The Lord burden us, if necessary, with this great sense of vocation. We are called to the throne, we are called to marriage union with the King, we are called to administer the resources of His kingdom to His people, we are called now to be ministers of Christ — yes, ministers of Christ! And perhaps in a much more real and wonderful sense than very often is attached to that word “minister”. You can have the name, you can have the word, and it can be used of people, but the Lord only knows what it means. We are called to be a ministering church in every part.
Now, go and get to it — get to the Lord about it! Say, “I know I am nothing very much. I have not got very much life. I don’t know very much. I am not very much good. But the Lord has said this and I have got to do something about it, small as I am, mean as I am, contemptible as I am, worthless as I am — the Lord has said this to me, and I am a part of His body, and His body is called upon to be a ministering body in every part. I am in the body and ‘that which every joint supplieth’. I have got to be in this supply to other parts of the body.”
The Lord help you really to take that attitude and you will find in that way your deliverance from so much.
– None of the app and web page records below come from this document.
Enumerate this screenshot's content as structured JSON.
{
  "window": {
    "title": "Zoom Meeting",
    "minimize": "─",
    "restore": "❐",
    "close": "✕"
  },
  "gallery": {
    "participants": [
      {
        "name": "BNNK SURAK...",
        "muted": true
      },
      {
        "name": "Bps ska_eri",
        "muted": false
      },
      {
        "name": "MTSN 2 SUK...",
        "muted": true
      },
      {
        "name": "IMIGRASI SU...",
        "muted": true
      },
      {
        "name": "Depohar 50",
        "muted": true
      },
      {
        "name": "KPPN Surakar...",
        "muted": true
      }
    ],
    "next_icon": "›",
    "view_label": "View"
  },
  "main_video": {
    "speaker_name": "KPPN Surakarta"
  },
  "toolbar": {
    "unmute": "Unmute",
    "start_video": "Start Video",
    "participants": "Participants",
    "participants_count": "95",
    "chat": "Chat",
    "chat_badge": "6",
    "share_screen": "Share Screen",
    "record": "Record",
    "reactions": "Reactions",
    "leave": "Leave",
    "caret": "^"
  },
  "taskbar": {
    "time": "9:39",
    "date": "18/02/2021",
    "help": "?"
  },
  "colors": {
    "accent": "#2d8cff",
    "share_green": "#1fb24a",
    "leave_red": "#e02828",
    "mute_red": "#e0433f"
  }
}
A lot of our trouble, paralysis, confusion and whatnot is due to our being turned in in a corporate introspection, occupied with ourselves corporately, and with our problems. Oh, it is a trick of the devil! We will say more about it presently, but the Lord give us the great vision of Himself and our calling and — blessed be God — of His distribution!
If I were to add a word, I would put it in this way. You do know that in the New Testament times, in the beginning, when people really came to the Lord and were saved and baptized, the apostles did lay their hands upon them and pray for them, and if you look into the matter you will find that it was for this — that by the Holy Spirit they should become functioning members of the body of Christ. The Holy Spirit distributed gifts for functioning, qualifying them to be functioning members. The Holy Spirit does not recognise or accept any passengers in the church of God. Is not every one, every single one, to be a functioning member by the Holy Spirit, Who has been given to us? And while that is a challenging statement which may worry us a bit, remember, it is meant to show us this: that the Lord has made provision for what He requires. He really has, and we do know that the Holy Spirit does help us in certain ways. We say, “This is the way in which the Lord is with me. This is the way in which the Spirit helps me. This is where I find the Lord helping me.” Yes, He has distributed according to His will, and it is for every one of us, by real exercise, to find out what it is that we have to do and contribute in the body of Christ. Don’t try to do what someone else is doing, but get it from the Lord and it will be right.